*Your goal*
Go through the records below and copy out every line holding "subtitle".

══ Dataset entries

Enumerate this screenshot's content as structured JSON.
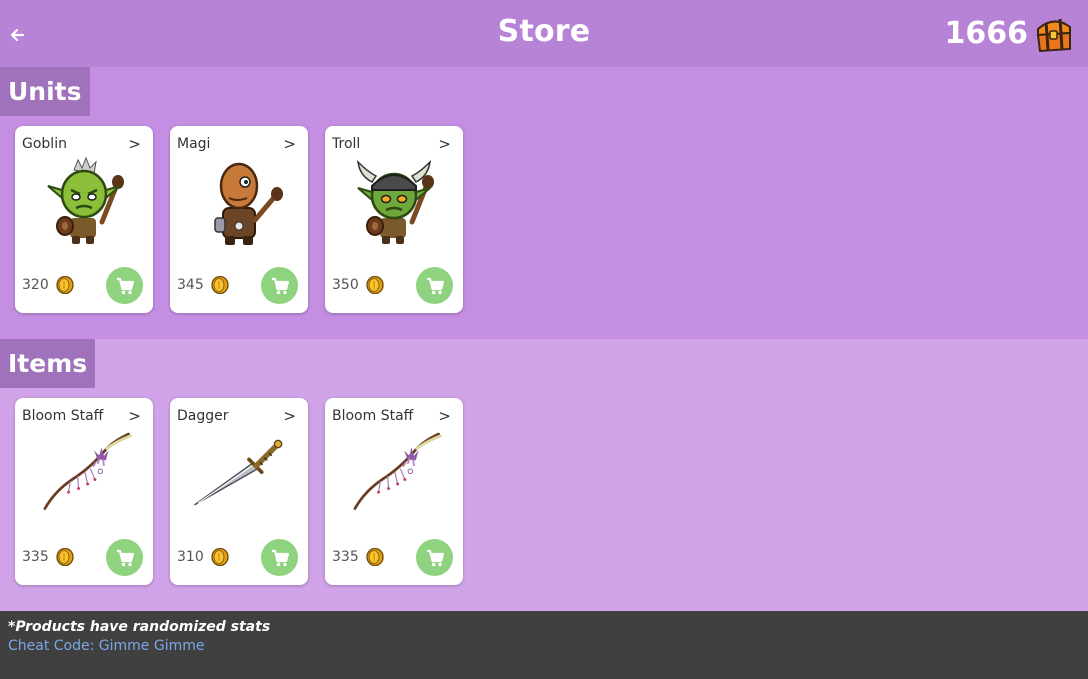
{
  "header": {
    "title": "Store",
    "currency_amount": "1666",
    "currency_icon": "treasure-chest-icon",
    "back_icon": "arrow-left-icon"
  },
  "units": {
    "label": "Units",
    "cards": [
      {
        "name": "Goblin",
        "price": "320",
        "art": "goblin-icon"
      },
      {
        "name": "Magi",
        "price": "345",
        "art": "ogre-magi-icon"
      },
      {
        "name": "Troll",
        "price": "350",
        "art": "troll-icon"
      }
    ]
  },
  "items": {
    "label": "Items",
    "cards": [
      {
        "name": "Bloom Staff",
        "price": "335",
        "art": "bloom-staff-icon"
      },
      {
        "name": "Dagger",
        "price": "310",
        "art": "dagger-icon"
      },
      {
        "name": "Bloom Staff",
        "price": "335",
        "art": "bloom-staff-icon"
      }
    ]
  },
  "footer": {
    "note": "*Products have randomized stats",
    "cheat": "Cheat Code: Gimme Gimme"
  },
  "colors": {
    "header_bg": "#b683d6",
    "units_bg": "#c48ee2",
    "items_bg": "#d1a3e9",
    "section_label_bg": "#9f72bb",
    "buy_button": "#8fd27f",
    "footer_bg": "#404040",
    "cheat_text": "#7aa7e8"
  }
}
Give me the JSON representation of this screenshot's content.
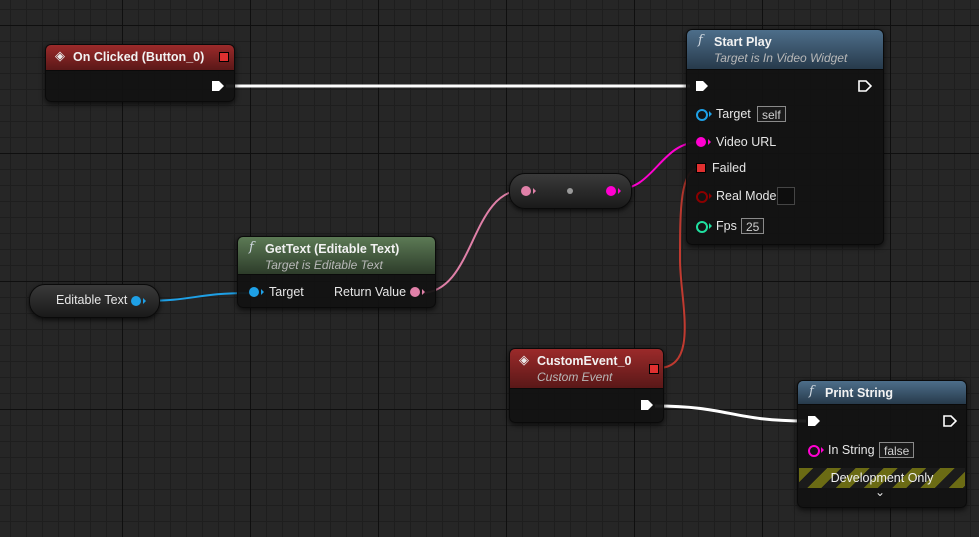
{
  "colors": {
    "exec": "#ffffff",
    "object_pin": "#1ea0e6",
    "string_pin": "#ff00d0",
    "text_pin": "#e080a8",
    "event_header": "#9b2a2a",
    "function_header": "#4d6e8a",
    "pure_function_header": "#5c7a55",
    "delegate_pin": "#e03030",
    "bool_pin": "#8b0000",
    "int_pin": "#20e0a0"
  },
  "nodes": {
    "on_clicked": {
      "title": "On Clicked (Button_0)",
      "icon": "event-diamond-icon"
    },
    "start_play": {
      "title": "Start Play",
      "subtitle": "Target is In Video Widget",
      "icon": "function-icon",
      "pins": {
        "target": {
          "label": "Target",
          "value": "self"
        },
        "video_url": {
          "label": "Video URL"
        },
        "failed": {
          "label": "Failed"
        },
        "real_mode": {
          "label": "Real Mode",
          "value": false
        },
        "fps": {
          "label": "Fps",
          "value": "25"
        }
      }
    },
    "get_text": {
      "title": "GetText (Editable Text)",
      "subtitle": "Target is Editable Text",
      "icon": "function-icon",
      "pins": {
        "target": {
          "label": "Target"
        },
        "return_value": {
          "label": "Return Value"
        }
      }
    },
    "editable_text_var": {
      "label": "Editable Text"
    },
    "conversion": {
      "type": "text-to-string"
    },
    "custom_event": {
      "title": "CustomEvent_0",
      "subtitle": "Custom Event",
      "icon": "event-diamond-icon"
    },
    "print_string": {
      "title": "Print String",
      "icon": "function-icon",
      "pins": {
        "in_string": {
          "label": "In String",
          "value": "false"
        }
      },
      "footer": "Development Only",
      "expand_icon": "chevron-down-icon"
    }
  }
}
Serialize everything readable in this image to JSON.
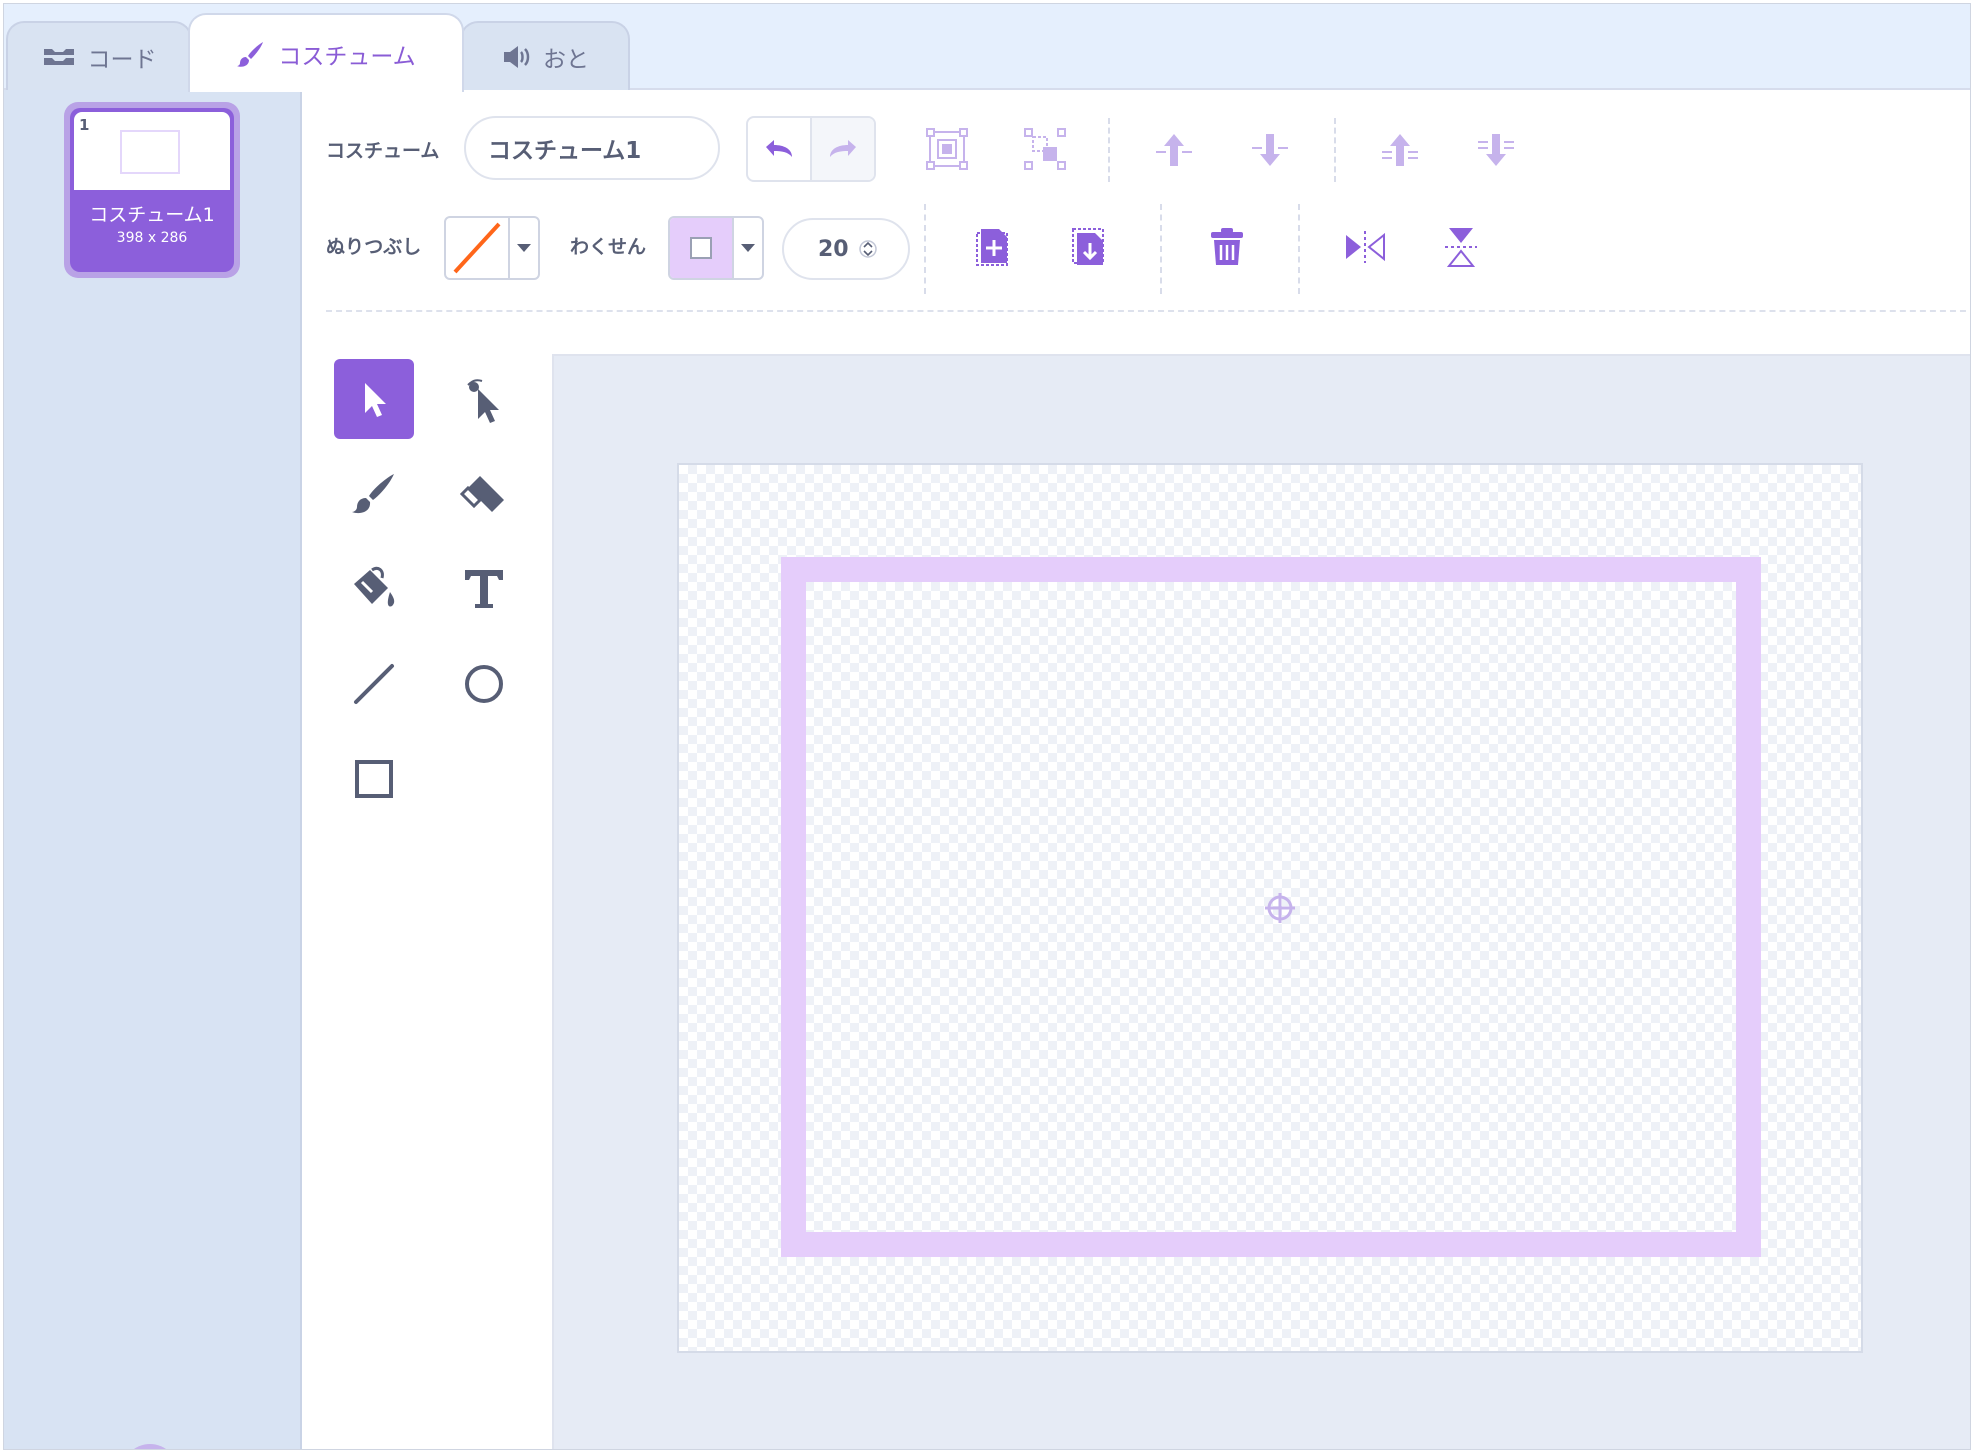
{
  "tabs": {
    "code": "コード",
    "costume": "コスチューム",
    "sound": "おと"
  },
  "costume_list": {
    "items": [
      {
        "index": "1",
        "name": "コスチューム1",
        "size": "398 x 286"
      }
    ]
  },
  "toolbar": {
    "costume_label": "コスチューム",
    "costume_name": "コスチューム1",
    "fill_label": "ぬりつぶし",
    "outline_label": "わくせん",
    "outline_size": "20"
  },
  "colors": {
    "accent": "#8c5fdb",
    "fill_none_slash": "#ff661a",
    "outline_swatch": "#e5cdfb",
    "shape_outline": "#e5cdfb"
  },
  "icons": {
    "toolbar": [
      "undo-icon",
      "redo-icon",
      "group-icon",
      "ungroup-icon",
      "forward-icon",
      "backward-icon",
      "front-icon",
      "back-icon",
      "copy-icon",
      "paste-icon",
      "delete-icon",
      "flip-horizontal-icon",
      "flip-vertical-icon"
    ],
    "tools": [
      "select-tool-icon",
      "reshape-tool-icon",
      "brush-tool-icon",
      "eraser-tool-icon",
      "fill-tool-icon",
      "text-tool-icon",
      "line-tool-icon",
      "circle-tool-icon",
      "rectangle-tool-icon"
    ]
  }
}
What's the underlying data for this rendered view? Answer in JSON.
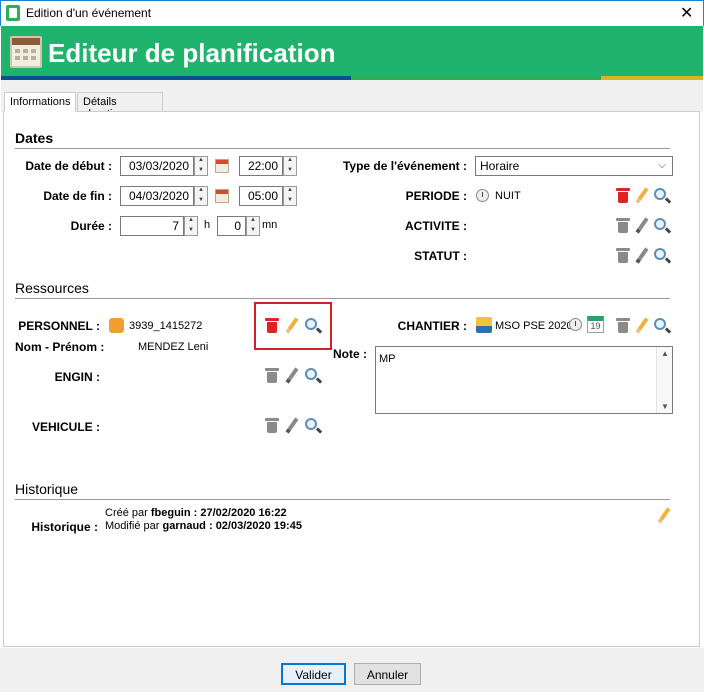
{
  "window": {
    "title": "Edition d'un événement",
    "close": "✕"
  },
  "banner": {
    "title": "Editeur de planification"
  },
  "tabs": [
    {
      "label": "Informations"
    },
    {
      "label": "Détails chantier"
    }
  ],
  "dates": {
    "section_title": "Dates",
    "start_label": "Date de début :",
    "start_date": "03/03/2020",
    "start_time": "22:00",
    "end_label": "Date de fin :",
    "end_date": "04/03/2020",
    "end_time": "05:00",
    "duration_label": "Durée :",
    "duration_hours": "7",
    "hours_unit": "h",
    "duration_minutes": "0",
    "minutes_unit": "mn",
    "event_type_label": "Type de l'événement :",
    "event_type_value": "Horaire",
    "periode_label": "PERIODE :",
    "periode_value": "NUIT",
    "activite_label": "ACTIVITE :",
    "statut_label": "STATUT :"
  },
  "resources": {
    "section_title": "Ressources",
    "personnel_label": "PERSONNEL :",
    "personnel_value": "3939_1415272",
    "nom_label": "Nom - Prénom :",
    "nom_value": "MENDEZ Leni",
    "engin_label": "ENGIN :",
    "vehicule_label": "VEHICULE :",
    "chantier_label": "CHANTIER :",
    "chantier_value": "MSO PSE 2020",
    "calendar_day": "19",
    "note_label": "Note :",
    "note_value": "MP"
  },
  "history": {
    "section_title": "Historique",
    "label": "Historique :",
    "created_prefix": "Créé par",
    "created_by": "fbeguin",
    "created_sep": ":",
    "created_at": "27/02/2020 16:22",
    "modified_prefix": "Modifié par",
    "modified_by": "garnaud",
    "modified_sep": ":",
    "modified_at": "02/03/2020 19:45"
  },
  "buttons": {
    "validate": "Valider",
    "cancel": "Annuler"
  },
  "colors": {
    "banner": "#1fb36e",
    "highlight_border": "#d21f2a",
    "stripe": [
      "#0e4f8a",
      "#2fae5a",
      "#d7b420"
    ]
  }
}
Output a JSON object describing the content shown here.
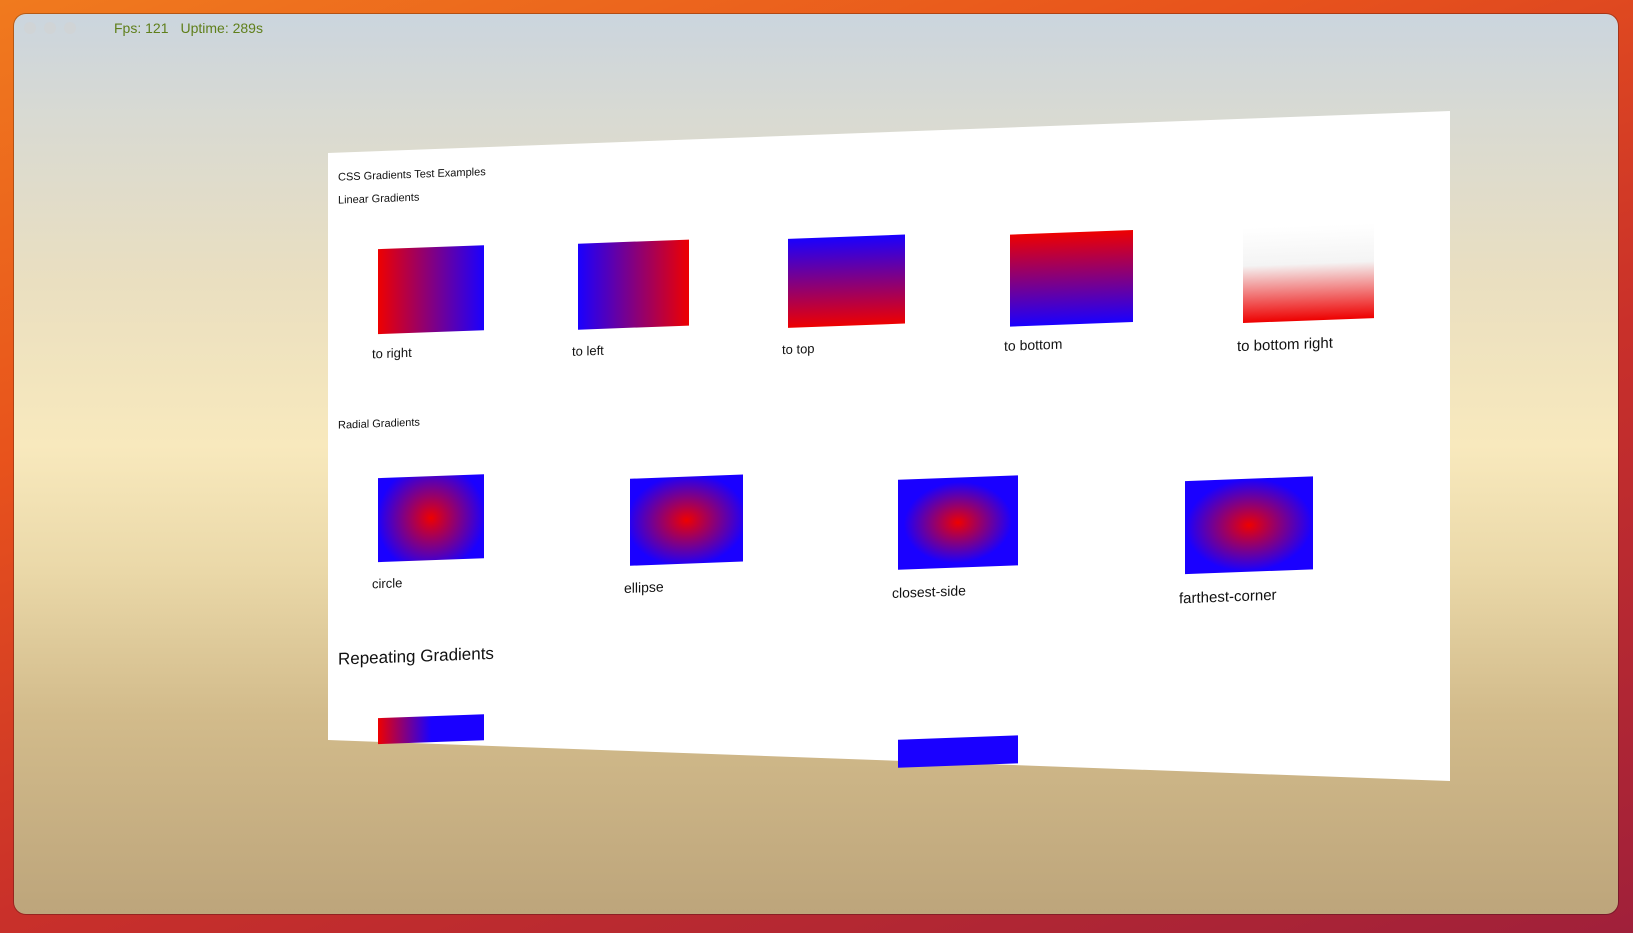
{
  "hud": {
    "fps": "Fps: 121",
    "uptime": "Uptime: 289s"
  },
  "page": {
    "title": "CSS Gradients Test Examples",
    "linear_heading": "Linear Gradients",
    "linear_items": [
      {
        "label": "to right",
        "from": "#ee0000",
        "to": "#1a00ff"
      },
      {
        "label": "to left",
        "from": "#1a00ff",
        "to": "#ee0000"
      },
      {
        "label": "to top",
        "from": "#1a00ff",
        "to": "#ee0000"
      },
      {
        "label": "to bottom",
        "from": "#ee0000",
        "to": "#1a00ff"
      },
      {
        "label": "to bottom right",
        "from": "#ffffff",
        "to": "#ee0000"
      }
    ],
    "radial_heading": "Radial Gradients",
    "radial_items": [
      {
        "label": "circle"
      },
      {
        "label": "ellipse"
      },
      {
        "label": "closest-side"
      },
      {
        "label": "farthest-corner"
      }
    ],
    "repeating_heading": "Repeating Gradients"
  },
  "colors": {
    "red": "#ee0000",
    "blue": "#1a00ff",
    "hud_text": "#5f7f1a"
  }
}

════

*Problem solution*
      "subtitle": "Target is In Video Widget",
      "subtitle": "Target is Editable Text",
      "subtitle": "Custom Event",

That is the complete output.